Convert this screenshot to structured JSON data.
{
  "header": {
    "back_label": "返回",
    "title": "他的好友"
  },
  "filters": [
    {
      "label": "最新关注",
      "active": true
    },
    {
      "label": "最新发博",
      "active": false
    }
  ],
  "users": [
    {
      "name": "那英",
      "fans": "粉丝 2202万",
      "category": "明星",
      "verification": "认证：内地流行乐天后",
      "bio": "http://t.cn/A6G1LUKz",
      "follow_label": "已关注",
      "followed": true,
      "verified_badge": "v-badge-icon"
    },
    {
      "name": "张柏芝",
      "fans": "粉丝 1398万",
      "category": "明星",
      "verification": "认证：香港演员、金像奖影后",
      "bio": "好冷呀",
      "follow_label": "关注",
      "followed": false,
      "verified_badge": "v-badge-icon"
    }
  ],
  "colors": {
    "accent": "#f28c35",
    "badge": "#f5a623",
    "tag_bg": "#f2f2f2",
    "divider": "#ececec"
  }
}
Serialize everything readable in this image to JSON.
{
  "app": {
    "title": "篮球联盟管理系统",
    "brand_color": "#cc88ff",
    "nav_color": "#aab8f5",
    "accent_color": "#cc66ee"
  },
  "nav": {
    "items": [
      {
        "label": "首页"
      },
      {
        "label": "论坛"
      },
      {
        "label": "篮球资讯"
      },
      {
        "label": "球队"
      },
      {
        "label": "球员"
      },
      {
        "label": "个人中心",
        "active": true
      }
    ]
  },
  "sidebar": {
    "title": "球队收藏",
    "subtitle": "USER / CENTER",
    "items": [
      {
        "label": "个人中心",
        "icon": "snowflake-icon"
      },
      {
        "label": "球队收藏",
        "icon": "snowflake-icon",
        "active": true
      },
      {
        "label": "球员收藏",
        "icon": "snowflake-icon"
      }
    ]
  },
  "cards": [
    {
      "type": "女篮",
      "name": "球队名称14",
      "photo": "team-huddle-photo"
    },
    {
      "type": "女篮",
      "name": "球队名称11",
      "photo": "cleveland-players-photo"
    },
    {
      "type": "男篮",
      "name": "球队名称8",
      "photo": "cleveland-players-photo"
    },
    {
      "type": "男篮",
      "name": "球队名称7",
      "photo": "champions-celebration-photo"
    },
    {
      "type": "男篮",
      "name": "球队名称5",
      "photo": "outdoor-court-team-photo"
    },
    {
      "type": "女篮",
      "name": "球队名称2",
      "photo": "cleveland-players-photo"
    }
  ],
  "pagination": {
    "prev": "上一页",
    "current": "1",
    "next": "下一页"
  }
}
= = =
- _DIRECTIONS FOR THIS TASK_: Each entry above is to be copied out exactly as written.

- _EXERCISE SOLUTION_:
Convert this screenshot to structured JSON data.
{
  "header": {
    "back_label": "返回",
    "title": "他的好友"
  },
  "filters": [
    {
      "label": "最新关注",
      "active": true
    },
    {
      "label": "最新发博",
      "active": false
    }
  ],
  "users": [
    {
      "name": "那英",
      "fans": "粉丝 2202万",
      "category": "明星",
      "verification": "认证：内地流行乐天后",
      "bio": "http://t.cn/A6G1LUKz",
      "follow_label": "已关注",
      "followed": true,
      "verified_badge": "v-badge-icon"
    },
    {
      "name": "张柏芝",
      "fans": "粉丝 1398万",
      "category": "明星",
      "verification": "认证：香港演员、金像奖影后",
      "bio": "好冷呀",
      "follow_label": "关注",
      "followed": false,
      "verified_badge": "v-badge-icon"
    }
  ],
  "colors": {
    "accent": "#f28c35",
    "badge": "#f5a623",
    "tag_bg": "#f2f2f2",
    "divider": "#ececec"
  }
}
Serialize everything readable in this image to JSON.
{
  "app": {
    "title": "篮球联盟管理系统",
    "brand_color": "#cc88ff",
    "nav_color": "#aab8f5",
    "accent_color": "#cc66ee"
  },
  "nav": {
    "items": [
      {
        "label": "首页"
      },
      {
        "label": "论坛"
      },
      {
        "label": "篮球资讯"
      },
      {
        "label": "球队"
      },
      {
        "label": "球员"
      },
      {
        "label": "个人中心",
        "active": true
      }
    ]
  },
  "sidebar": {
    "title": "球队收藏",
    "subtitle": "USER / CENTER",
    "items": [
      {
        "label": "个人中心",
        "icon": "snowflake-icon"
      },
      {
        "label": "球队收藏",
        "icon": "snowflake-icon",
        "active": true
      },
      {
        "label": "球员收藏",
        "icon": "snowflake-icon"
      }
    ]
  },
  "cards": [
    {
      "type": "女篮",
      "name": "球队名称14",
      "photo": "team-huddle-photo"
    },
    {
      "type": "女篮",
      "name": "球队名称11",
      "photo": "cleveland-players-photo"
    },
    {
      "type": "男篮",
      "name": "球队名称8",
      "photo": "cleveland-players-photo"
    },
    {
      "type": "男篮",
      "name": "球队名称7",
      "photo": "champions-celebration-photo"
    },
    {
      "type": "男篮",
      "name": "球队名称5",
      "photo": "outdoor-court-team-photo"
    },
    {
      "type": "女篮",
      "name": "球队名称2",
      "photo": "cleveland-players-photo"
    }
  ],
  "pagination": {
    "prev": "上一页",
    "current": "1",
    "next": "下一页"
  }
}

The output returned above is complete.